— How to complete this task —
If a picture appears in the records, skip it; copy everything else exactly.

— The data —
---+---

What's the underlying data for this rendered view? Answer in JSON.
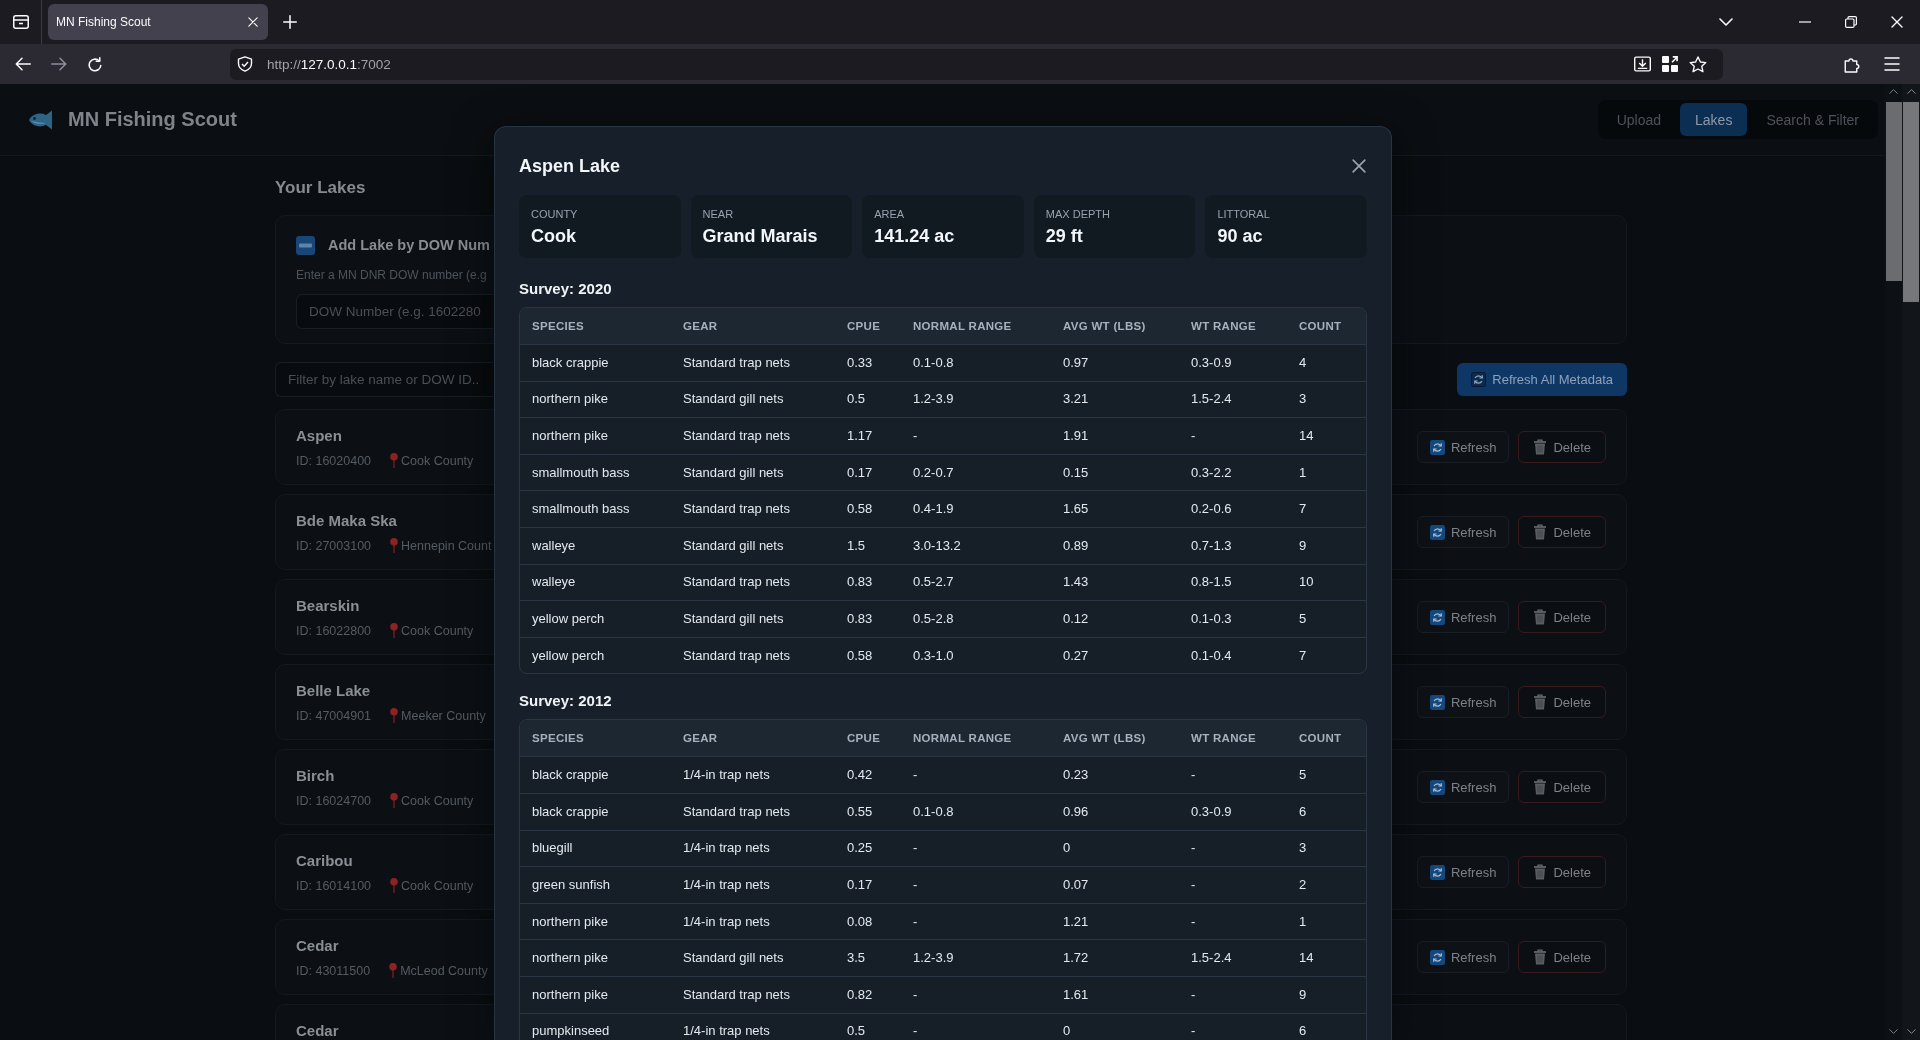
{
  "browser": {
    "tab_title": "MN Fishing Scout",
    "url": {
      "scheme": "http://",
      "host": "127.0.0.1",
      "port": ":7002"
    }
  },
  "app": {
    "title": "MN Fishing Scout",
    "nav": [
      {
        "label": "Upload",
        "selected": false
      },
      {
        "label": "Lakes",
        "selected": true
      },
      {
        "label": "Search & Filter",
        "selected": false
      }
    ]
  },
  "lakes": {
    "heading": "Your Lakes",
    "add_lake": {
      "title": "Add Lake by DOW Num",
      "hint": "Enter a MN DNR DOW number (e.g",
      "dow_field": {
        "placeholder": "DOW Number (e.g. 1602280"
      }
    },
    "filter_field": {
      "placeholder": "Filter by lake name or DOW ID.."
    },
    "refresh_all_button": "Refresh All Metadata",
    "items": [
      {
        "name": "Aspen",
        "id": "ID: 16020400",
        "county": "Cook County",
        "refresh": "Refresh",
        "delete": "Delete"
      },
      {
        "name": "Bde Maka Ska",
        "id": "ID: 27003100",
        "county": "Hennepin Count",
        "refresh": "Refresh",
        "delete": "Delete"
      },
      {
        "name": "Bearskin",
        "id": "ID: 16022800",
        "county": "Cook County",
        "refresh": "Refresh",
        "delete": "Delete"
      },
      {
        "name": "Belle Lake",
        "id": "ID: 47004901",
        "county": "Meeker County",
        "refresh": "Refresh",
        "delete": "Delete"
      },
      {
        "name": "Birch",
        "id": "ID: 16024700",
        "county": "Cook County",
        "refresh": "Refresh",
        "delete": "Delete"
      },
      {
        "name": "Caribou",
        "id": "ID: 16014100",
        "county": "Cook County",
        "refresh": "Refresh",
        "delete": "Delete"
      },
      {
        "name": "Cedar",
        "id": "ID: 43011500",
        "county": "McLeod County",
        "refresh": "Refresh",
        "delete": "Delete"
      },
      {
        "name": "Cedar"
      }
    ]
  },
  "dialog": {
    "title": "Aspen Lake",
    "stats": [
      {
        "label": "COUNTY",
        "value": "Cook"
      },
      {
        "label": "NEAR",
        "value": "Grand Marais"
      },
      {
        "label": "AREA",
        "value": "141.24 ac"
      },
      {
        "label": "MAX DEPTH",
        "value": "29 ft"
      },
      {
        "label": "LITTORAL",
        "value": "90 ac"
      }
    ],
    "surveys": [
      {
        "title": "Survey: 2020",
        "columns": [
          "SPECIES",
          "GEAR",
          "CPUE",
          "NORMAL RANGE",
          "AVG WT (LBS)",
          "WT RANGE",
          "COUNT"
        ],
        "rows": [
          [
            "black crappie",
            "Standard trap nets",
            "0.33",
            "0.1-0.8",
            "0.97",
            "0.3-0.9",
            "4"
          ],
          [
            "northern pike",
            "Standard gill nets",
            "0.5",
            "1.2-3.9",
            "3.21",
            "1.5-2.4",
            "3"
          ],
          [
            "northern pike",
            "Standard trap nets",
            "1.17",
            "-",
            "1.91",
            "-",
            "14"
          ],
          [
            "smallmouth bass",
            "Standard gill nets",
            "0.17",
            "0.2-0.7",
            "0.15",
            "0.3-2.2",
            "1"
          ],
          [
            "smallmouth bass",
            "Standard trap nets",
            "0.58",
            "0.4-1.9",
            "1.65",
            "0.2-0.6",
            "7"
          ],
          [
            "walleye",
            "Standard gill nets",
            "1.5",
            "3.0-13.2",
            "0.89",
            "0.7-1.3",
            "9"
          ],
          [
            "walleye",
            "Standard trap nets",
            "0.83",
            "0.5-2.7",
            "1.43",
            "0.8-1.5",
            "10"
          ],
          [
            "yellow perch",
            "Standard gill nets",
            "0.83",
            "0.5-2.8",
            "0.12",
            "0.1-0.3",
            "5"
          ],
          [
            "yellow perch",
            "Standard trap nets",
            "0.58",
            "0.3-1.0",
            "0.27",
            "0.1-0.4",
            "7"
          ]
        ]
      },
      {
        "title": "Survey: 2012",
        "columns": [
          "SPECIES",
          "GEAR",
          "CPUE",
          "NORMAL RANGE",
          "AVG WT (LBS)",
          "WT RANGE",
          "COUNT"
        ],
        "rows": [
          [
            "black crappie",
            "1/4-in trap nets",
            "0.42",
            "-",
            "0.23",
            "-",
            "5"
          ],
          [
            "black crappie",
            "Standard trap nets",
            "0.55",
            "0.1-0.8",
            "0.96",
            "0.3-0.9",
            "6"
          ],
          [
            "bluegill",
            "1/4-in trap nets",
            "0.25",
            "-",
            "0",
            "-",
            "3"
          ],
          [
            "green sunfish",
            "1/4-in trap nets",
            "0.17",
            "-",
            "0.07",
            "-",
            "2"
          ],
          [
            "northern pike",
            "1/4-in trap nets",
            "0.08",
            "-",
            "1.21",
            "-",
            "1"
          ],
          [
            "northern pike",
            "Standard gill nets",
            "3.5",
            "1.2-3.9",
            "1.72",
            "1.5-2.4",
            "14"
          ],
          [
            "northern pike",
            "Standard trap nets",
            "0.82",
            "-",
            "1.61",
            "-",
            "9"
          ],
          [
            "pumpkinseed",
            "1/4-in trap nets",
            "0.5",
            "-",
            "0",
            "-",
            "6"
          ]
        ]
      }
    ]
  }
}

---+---

— Expected answer —
What's the underlying data for this rendered view? Answer in JSON.
{
  "browser": {
    "tab_title": "MN Fishing Scout",
    "url": {
      "scheme": "http://",
      "host": "127.0.0.1",
      "port": ":7002"
    }
  },
  "app": {
    "title": "MN Fishing Scout",
    "nav": [
      {
        "label": "Upload",
        "selected": false
      },
      {
        "label": "Lakes",
        "selected": true
      },
      {
        "label": "Search & Filter",
        "selected": false
      }
    ]
  },
  "lakes": {
    "heading": "Your Lakes",
    "add_lake": {
      "title": "Add Lake by DOW Num",
      "hint": "Enter a MN DNR DOW number (e.g",
      "dow_field": {
        "placeholder": "DOW Number (e.g. 1602280"
      }
    },
    "filter_field": {
      "placeholder": "Filter by lake name or DOW ID.."
    },
    "refresh_all_button": "Refresh All Metadata",
    "items": [
      {
        "name": "Aspen",
        "id": "ID: 16020400",
        "county": "Cook County",
        "refresh": "Refresh",
        "delete": "Delete"
      },
      {
        "name": "Bde Maka Ska",
        "id": "ID: 27003100",
        "county": "Hennepin Count",
        "refresh": "Refresh",
        "delete": "Delete"
      },
      {
        "name": "Bearskin",
        "id": "ID: 16022800",
        "county": "Cook County",
        "refresh": "Refresh",
        "delete": "Delete"
      },
      {
        "name": "Belle Lake",
        "id": "ID: 47004901",
        "county": "Meeker County",
        "refresh": "Refresh",
        "delete": "Delete"
      },
      {
        "name": "Birch",
        "id": "ID: 16024700",
        "county": "Cook County",
        "refresh": "Refresh",
        "delete": "Delete"
      },
      {
        "name": "Caribou",
        "id": "ID: 16014100",
        "county": "Cook County",
        "refresh": "Refresh",
        "delete": "Delete"
      },
      {
        "name": "Cedar",
        "id": "ID: 43011500",
        "county": "McLeod County",
        "refresh": "Refresh",
        "delete": "Delete"
      },
      {
        "name": "Cedar"
      }
    ]
  },
  "dialog": {
    "title": "Aspen Lake",
    "stats": [
      {
        "label": "COUNTY",
        "value": "Cook"
      },
      {
        "label": "NEAR",
        "value": "Grand Marais"
      },
      {
        "label": "AREA",
        "value": "141.24 ac"
      },
      {
        "label": "MAX DEPTH",
        "value": "29 ft"
      },
      {
        "label": "LITTORAL",
        "value": "90 ac"
      }
    ],
    "surveys": [
      {
        "title": "Survey: 2020",
        "columns": [
          "SPECIES",
          "GEAR",
          "CPUE",
          "NORMAL RANGE",
          "AVG WT (LBS)",
          "WT RANGE",
          "COUNT"
        ],
        "rows": [
          [
            "black crappie",
            "Standard trap nets",
            "0.33",
            "0.1-0.8",
            "0.97",
            "0.3-0.9",
            "4"
          ],
          [
            "northern pike",
            "Standard gill nets",
            "0.5",
            "1.2-3.9",
            "3.21",
            "1.5-2.4",
            "3"
          ],
          [
            "northern pike",
            "Standard trap nets",
            "1.17",
            "-",
            "1.91",
            "-",
            "14"
          ],
          [
            "smallmouth bass",
            "Standard gill nets",
            "0.17",
            "0.2-0.7",
            "0.15",
            "0.3-2.2",
            "1"
          ],
          [
            "smallmouth bass",
            "Standard trap nets",
            "0.58",
            "0.4-1.9",
            "1.65",
            "0.2-0.6",
            "7"
          ],
          [
            "walleye",
            "Standard gill nets",
            "1.5",
            "3.0-13.2",
            "0.89",
            "0.7-1.3",
            "9"
          ],
          [
            "walleye",
            "Standard trap nets",
            "0.83",
            "0.5-2.7",
            "1.43",
            "0.8-1.5",
            "10"
          ],
          [
            "yellow perch",
            "Standard gill nets",
            "0.83",
            "0.5-2.8",
            "0.12",
            "0.1-0.3",
            "5"
          ],
          [
            "yellow perch",
            "Standard trap nets",
            "0.58",
            "0.3-1.0",
            "0.27",
            "0.1-0.4",
            "7"
          ]
        ]
      },
      {
        "title": "Survey: 2012",
        "columns": [
          "SPECIES",
          "GEAR",
          "CPUE",
          "NORMAL RANGE",
          "AVG WT (LBS)",
          "WT RANGE",
          "COUNT"
        ],
        "rows": [
          [
            "black crappie",
            "1/4-in trap nets",
            "0.42",
            "-",
            "0.23",
            "-",
            "5"
          ],
          [
            "black crappie",
            "Standard trap nets",
            "0.55",
            "0.1-0.8",
            "0.96",
            "0.3-0.9",
            "6"
          ],
          [
            "bluegill",
            "1/4-in trap nets",
            "0.25",
            "-",
            "0",
            "-",
            "3"
          ],
          [
            "green sunfish",
            "1/4-in trap nets",
            "0.17",
            "-",
            "0.07",
            "-",
            "2"
          ],
          [
            "northern pike",
            "1/4-in trap nets",
            "0.08",
            "-",
            "1.21",
            "-",
            "1"
          ],
          [
            "northern pike",
            "Standard gill nets",
            "3.5",
            "1.2-3.9",
            "1.72",
            "1.5-2.4",
            "14"
          ],
          [
            "northern pike",
            "Standard trap nets",
            "0.82",
            "-",
            "1.61",
            "-",
            "9"
          ],
          [
            "pumpkinseed",
            "1/4-in trap nets",
            "0.5",
            "-",
            "0",
            "-",
            "6"
          ]
        ]
      }
    ]
  }
}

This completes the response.